AUC Faculty: Saudi-Iranian Conflict Political, Not Sectarian
Diplomatic relations between Saudi Arabia and Iran have recently deteriorated due to political differences between Sunni and Shia Muslims. The conflict between both countries escalated after Saudi Arabia, a predominantly Sunni majority country, executed 47 Shia prisoners, including the execution of Shia leader Sheikh Nemr Al Nemr. On the same day of the executions, several attacks were carried out by Shia Muslims at the Saudi Embassy in Tehran, Iran and in parts of Iraq.
“The conflict between Saudi Arabia and Iran is an old one and while it appears to be sectarian, it is, in fact, political,” explained Bahgat El Korany, professor of international relations and director of the AUC Forum. “Relations were amicable since the time of the Shah of Iran, yet there were differences and rivalry that escalated after the Iranian revolution. While 47 Saudi civilians were executed, Iran only protested for one person because Al Nemr was a Shia Muslim, so Iran gave the conflict a sectarian essence.”
El Korany spoke as part of a media roundtable panel discussion titled, “The Saudi-Iran Rivalry and the Changing Landscape in the Middle East”, which also featured Mustapha El Sayyid, adjunct professor of political science. The roundtable was moderated by Ahmed El Sawy, former managing editor of Al Shorouk newspaper and a regular columnist in Al Masry Al Youm, Al Tahrir and Al Shorouk.
Both countries have their points of strengths and weaknesses, noted El Sayyid. “Iran supersedes Saudi Arabia in scientific research and military advancement, and has fared well despite the economic boycott, so the country appears to be in a better position.” On the other hand, he added, “the unemployment rate in Saudi Arabia is lower than Iran, and the Kingdom can still handle the decrease in oil prices better than Iran.”

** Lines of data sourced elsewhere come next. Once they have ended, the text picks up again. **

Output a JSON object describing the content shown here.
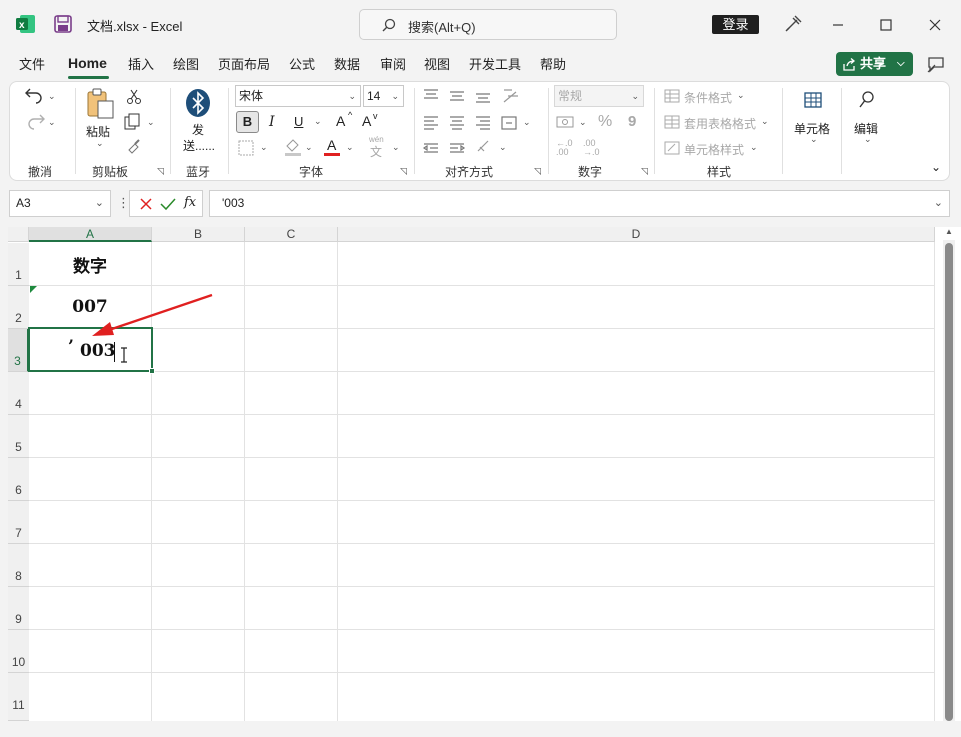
{
  "titlebar": {
    "file_title": "文档.xlsx  -  Excel",
    "search_placeholder": "搜索(Alt+Q)",
    "login_label": "登录"
  },
  "menu": {
    "items": [
      "文件",
      "Home",
      "插入",
      "绘图",
      "页面布局",
      "公式",
      "数据",
      "审阅",
      "视图",
      "开发工具",
      "帮助"
    ],
    "active": "Home",
    "share_label": "共享"
  },
  "ribbon": {
    "undo_group": "撤消",
    "clipboard": {
      "label": "剪贴板",
      "paste": "粘贴"
    },
    "bluetooth": {
      "label": "蓝牙",
      "send1": "发",
      "send2": "送......"
    },
    "font": {
      "label": "字体",
      "name": "宋体",
      "size": "14",
      "bold": "B",
      "italic": "I",
      "underline": "U",
      "grow": "A",
      "shrink": "A",
      "color_a": "A",
      "wen": "wén",
      "wen_char": "文"
    },
    "align": {
      "label": "对齐方式"
    },
    "number": {
      "label": "数字",
      "format": "常规",
      "percent": "%",
      "comma": "9",
      "dec_inc": "←.0\n.00",
      "dec_dec": ".00\n→.0"
    },
    "styles": {
      "label": "样式",
      "conditional": "条件格式",
      "table": "套用表格格式",
      "cell": "单元格样式"
    },
    "cells": {
      "label": "单元格"
    },
    "editing": {
      "label": "编辑"
    }
  },
  "formula_bar": {
    "name_box": "A3",
    "fx": "fx",
    "content": "'003"
  },
  "sheet": {
    "columns": [
      "A",
      "B",
      "C",
      "D"
    ],
    "rows": [
      "1",
      "2",
      "3",
      "4",
      "5",
      "6",
      "7",
      "8",
      "9",
      "10",
      "11"
    ],
    "cells": {
      "A1": "数字",
      "A2": "007",
      "A3_apostrophe": "’",
      "A3_value": "003"
    }
  },
  "colors": {
    "accent": "#217346",
    "arrow": "#e02020",
    "selection": "#217346"
  }
}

The support of neighboring Middle Eastern countries is vital for regional stability and to prevent the emergence of a war between both countries. “Egypt, for example, could help in reconciliation efforts between the two countries,” stated Korany. “Egypt has an elite diplomacy and the ability to mentor and guide before a crisis takes place. However, Saudi Arabia needs to provide more transparency in its decision-making process. Since the 1980s, it has changed its policies drastically without providing transparency.”
While the future of the Saudi-Iran conflict is unknown, the hope is to achieve peace. “I hope that decision makers in both countries think in a bilateral way, which could eventually lead to a resolution rather than thinking in a sectarian manner,” said Korany. “I am worried that the more sectarianism is used and repeated in the media as the source of conflict, it would become a reality.”